Copy, from the data below, each line that has the word "select".
####
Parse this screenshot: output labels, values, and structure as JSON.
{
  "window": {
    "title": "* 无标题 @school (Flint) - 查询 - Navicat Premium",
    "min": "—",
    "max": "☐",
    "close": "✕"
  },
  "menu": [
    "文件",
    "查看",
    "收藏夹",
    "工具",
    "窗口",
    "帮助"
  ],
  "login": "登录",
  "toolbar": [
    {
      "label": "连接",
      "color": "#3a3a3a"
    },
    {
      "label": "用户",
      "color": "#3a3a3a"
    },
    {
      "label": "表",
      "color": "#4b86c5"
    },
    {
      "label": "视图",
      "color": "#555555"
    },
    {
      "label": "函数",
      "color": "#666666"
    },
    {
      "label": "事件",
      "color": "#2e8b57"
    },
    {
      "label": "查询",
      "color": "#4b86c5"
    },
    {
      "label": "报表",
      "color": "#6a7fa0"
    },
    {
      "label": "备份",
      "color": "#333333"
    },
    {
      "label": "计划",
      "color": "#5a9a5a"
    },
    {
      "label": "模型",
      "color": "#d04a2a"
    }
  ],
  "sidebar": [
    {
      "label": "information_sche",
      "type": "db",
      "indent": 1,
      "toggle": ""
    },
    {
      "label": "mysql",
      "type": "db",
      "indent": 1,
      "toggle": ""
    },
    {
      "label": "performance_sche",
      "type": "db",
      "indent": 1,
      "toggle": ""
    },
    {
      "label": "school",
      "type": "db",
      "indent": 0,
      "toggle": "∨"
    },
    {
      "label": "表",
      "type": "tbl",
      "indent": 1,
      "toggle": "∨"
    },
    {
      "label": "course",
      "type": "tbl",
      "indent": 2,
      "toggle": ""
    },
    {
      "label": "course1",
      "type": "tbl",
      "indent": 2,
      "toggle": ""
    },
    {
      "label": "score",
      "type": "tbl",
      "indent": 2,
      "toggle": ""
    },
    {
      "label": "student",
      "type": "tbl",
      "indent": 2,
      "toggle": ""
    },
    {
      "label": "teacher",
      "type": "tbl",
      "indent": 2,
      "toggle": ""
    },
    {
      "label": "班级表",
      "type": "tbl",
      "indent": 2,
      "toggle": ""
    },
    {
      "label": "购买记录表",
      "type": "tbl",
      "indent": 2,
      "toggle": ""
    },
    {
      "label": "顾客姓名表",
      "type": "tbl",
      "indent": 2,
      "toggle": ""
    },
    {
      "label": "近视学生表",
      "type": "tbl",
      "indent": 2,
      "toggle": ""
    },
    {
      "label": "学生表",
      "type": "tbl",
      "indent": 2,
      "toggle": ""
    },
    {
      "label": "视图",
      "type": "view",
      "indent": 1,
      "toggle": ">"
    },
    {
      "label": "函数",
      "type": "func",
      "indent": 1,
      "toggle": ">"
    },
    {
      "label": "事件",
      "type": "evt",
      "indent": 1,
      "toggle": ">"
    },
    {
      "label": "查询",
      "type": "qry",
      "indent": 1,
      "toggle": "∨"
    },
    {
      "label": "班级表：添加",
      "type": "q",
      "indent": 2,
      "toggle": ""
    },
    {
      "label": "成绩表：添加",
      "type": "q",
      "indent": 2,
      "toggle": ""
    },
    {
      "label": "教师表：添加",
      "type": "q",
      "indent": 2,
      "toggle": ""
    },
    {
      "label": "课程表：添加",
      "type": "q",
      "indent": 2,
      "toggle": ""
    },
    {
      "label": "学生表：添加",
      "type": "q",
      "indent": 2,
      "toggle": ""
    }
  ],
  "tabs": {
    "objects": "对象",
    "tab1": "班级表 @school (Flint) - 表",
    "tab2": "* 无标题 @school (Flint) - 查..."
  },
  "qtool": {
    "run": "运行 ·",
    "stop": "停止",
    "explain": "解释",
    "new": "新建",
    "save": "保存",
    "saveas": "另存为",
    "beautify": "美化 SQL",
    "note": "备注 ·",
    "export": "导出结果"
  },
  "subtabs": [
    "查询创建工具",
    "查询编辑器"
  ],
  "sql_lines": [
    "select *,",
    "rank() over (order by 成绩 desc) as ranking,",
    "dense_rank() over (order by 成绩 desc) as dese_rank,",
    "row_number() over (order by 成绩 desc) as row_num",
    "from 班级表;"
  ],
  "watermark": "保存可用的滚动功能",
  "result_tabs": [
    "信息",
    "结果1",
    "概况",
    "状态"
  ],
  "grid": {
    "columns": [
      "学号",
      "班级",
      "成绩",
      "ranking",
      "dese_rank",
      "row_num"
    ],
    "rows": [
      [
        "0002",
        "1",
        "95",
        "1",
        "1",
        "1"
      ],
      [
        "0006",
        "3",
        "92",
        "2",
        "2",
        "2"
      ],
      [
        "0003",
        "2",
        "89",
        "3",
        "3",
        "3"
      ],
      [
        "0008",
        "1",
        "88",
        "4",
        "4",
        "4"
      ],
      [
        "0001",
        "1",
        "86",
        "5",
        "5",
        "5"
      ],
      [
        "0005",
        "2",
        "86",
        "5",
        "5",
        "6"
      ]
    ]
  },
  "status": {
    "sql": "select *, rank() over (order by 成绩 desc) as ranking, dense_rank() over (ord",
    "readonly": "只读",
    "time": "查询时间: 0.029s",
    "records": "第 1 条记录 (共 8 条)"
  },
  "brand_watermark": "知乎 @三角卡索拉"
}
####
▸ **ANSWER TO THIS PROBLEM**:
    "select *,",
    "sql": "select *, rank() over (order by 成绩 desc) as ranking, dense_rank() over (ord",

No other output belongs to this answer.